■ Description of the task: If a line contains the word "target", include it in the count; state how many such lines the listing has and nothing else.

■ Data for review:
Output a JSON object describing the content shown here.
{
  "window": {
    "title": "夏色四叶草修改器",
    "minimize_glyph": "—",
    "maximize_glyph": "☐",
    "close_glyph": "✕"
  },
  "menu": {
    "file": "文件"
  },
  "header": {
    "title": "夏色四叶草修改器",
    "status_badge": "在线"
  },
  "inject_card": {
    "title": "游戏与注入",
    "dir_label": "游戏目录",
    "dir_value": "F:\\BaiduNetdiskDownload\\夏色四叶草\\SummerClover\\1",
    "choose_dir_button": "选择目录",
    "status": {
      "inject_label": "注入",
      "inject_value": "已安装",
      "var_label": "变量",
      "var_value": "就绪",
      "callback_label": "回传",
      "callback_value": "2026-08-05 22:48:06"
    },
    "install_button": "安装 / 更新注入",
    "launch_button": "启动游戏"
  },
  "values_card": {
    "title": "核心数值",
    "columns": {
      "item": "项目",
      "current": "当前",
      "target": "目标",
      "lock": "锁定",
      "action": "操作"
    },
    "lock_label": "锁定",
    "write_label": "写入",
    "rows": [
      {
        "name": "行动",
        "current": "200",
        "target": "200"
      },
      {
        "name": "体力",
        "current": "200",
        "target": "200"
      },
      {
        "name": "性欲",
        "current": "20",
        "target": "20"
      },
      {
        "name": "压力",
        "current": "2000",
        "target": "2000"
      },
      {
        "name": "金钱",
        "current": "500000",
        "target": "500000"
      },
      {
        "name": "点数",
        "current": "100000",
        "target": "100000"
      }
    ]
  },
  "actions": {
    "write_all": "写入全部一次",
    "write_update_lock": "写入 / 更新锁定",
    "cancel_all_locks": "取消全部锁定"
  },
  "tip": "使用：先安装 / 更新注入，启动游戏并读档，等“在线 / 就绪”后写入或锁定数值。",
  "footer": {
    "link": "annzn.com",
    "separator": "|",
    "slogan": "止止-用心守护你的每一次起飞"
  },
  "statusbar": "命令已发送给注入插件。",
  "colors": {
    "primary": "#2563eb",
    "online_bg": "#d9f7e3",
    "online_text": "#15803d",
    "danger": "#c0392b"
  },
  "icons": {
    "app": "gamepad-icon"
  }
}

■ Response to this exercise: 7